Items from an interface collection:
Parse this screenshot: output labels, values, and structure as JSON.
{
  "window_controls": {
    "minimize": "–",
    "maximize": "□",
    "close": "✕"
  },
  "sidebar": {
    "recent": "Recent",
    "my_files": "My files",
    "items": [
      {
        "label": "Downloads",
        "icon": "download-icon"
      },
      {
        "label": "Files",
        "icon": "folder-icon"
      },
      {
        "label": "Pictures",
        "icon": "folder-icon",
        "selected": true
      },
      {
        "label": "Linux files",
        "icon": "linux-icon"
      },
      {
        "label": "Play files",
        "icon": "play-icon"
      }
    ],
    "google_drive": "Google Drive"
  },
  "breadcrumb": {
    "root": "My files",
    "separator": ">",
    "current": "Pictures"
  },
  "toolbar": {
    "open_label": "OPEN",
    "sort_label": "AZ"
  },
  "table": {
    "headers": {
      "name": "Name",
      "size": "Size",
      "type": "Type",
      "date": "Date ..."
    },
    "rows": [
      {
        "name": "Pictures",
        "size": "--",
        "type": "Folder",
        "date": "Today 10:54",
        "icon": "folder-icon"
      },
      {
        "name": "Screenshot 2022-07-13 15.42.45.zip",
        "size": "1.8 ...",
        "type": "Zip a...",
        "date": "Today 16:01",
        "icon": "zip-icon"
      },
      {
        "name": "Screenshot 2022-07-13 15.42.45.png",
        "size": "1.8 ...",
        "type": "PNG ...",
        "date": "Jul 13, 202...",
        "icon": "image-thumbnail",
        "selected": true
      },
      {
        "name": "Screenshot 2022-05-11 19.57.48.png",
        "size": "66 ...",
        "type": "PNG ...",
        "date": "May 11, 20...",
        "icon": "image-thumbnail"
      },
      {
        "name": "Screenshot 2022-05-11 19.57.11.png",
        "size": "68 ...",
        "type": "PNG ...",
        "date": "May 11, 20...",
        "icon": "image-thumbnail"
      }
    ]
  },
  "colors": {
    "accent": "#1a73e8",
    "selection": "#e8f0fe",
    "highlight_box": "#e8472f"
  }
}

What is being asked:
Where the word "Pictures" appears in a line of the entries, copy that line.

Response to the exercise:
        "label": "Pictures",
    "current": "Pictures"
        "name": "Pictures",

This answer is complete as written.